A major strategy of Premier Doug Ford’s plan to address climate change in Ontario involves paying major polluters to reduce emissions.
The “Preserving and Protecting our Environment for Future Generations: A Made-In-Ontario Environment Plan,” unveiled by Progressive Conservative Environment Minister Rod Phillips, eschews a carbon-tax for strategies that won’t make life “more unaffordable for individuals, families, and businesses.”
It seeks primarily to keep the province on track to hit emission-reduction targets specified in the 2015 Paris Accords.
Canada’s commitment to that agreement includes a 30 percent reduction of emissions of 2005 levels by 2030. The Ford administration will also set up a $400 million dollar fund called the Ontario Carbon Trust to develop green technologies through the private sector.
“It's a plan that represents a clean break from the status quo, and it's a plan that balances a healthy environment and a healthy economy," said Phillips at a press conference held in Nobleton, ONT., just north of Toronto, on Thursday.
He emphasizes that Ontario has already reduced emission by 22 percent in the past several years, contributing more than any other province towards addressing climate change.
The plan also talks about reducing waste, monitoring sewage production, and conserving land and green spaces. Phillips also says the Ford government will conduct a major study to truly assess and understand the effects of climate change in Ontario.
Phillips frames these new proposals as a contrast to the previous Liberal administration’s carbon tax strategy — also known as “cap-and-trade” — which Ford scrapped in July. A subsequent report by Ontario’s Financial Accountability Officer notes that this cancellation will eventually deepen the province’s deficit by around $3 billion ($841 million in the first fiscal year alone).
Critics see the Ontario Tories’ new plan as thin on details and representing a major retreat in the province’s fight against climate change, consisting of proposals falling way short of what’s needed.
“We shouldn’t have any illusion that this is anything but a weakening of where we need to go to address emissions,” says Charles Hatt, a lawyer for Ecojustice, a Canadian environmental law charity. “Ontario has much more ambitious targets, which this government repealed and has set new targets that are much weaker.”
“Where we’re headed is more than 3 degrees warming this century and continued warming there after,” he adds. “The national targets this Ontario government says they’re sticking to is woefully insufficient as it stands, so we’re really going backwards.”
“I’m happy that they put out a plan of their own and that they’re issuing a study of climate change in Ontario, but that’s really where the good news stops from the climate angle,” says Catherine Abreu, Executive Director of Climate Change network Canada.

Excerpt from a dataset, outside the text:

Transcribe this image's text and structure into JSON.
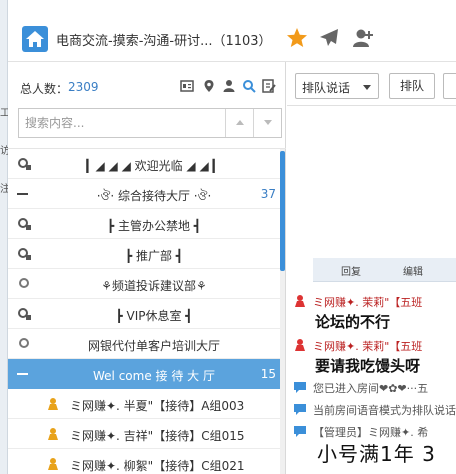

“Basically they’ve lauded previous Ontario administrations for overseeing a reduction in emissions by 22 percent, but won’t hold themselves to that standard, even,” she says. “They’re saying we’re going to do less than half of that by focusing on further reducing emission by 8 percent only.”
Greenpeace Canada responded to the new plan by stating that it “isn’t even a shadow of what scientists and doctors say is necessary” to adequately address climate change and emissions in Ontario and Canada.
In a subsequent press statement, Greenpeace Canada’s senior energy analyst Keith Stewart notes that, “Today’s announcement shows that the Ford government can’t or won’t recognize either the threat or the opportunity that climate change and its solutions represent.”
Still, CAN’s Abreu hopes that the new plan’s thin structure and present lack of detail means that further consultations with stakeholders will unfold to flesh out more details.
“I expect that many of my member organizations will be meeting with the Minister in consultation on this draft plan, which is slim on details,” Abreu says. “So if anything I’m really seeing this as a beginning that the minister and his team will remain open to suggestions for improvement.”
Cover image of Premier of Ontario Doug Ford speaking during a media event in Saskatoon, Thursday, October 4, 2018. The Ontario Human Rights Commission says it will join a legal challenge of the interim sexual-education curriculum introduced by the province's Progressive Conservative government. Liam Richards/The Canadian Press